Most emerging nations weathered the latest financial storm remarkably well. Unlike the U.S., consumer debt levels in developing economies are low, so individuals have the capacity to borrow more to buy homes and consumer products. Francisco Blanch, of Merrill Lynch, estimates that 1.7 billion consumers in the developing world now earn $5,000 to $20,000 per year -- a figure he labels the “sweet spot” for encouraging the purchase of durable goods, such as refrigerators. Practically overnight, China has surpassed the U.S. as the world’s largest market for cars. Prospects are also exciting for India, another country with large, untapped markets.

Investors can share in this expanding prosperity by purchasing a diversified fund that invests in developing markets, such as T. Rowe Price Emerging Markets Stock (PRMSX), or an Asia fund, such as Matthews Pacific Tiger (MAPTX).

Another approach is to invest in U.S. firms that do a thriving business in emerging markets, such as YUM Brands (YUM), owner of KFC and Pizza Hut, and Colgate-Palmolive (CL). One other indirect strategy is to hold a commodities fund, such as Pimco Commodity­RealReturn Strategy (PCRDX), or a natural-resources stock fund, such as T. Rowe Price New Era (PRNEX). -- Andrew Tanzer

Wild cards: Three to watch
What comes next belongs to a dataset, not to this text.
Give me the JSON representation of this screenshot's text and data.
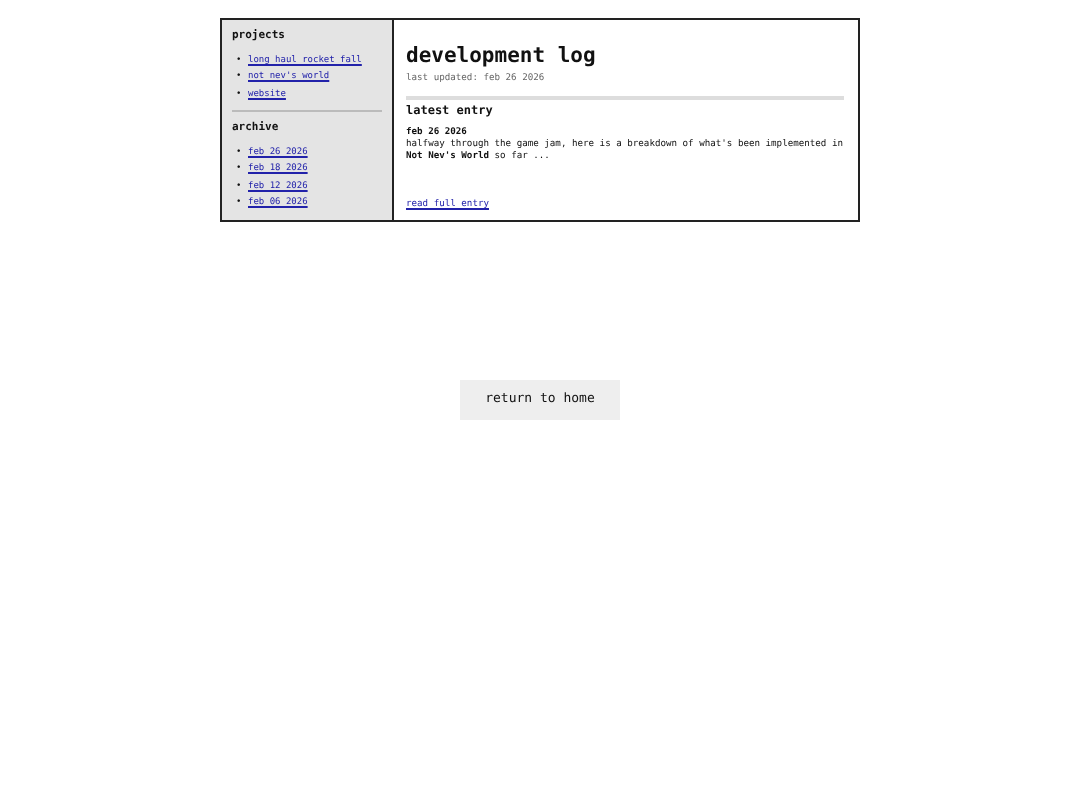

Anyone who’s ever played Uno knows that wild cards change the game. The next decade could be transformed in unexpected ways if we experience a global drought or a miraculous breakthrough in technology. To stay one step ahead, tweak your portfolio to anticipate these scenarios:

Dry times ahead. By 2025, more than half of the world’s nations will face freshwater shortages, a figure that’s expected to reach 75% by 2050. You can make your portfolio more “liquid” with Claymore S&P Global Water Index ETF (CGW), an ETF that holds water-related stocks from 15 countries.

A boom in biotech. This industry has produced drugs to treat anemia, asthma and breast cancer, and advances in the coming decade could lead to cures for many other diseases. Instead of trying to pick a winner, play the entire sector with Nasdaq Biotechnology (IBB), an ETF that holds 119 stocks.

Small wonders. Nanotechnology, the science of building machines on an atomic scale, promises ways to make many products lighter, stronger and cheaper. Nanotech has already done that with clothing, cosmetics and even golf clubs, but it could make a real difference in building materials, communications equipment and medicine. The global market for nanotech is projected to grow by 20% annually over the next three years, to $1.6 trillion, says RNCOS, a research firm. PowerShares Lux Nanotech (PXN), an ETF, provides diversified exposure to this highly speculative area. -- Thomas M. Anderson